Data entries
BEGIN

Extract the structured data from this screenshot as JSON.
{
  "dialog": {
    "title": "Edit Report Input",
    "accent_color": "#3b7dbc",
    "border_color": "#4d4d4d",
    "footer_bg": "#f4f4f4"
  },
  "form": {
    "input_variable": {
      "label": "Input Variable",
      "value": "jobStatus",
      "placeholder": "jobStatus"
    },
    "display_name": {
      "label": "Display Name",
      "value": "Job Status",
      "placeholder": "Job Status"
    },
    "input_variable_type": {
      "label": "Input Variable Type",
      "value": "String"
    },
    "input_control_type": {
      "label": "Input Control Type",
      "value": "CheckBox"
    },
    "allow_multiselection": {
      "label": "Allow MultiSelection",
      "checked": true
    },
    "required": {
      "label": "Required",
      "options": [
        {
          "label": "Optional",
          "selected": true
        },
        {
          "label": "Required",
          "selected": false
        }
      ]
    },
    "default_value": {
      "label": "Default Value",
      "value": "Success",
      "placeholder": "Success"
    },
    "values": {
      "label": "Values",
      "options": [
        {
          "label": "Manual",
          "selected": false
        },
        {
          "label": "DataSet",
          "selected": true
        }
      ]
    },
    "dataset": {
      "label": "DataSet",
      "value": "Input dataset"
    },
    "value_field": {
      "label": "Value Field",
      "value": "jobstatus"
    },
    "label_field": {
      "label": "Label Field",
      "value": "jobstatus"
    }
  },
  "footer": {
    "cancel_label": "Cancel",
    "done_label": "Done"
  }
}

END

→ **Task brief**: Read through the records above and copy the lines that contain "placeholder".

→ **Response**:
      "placeholder": "jobStatus"
      "placeholder": "Job Status"
      "placeholder": "Success"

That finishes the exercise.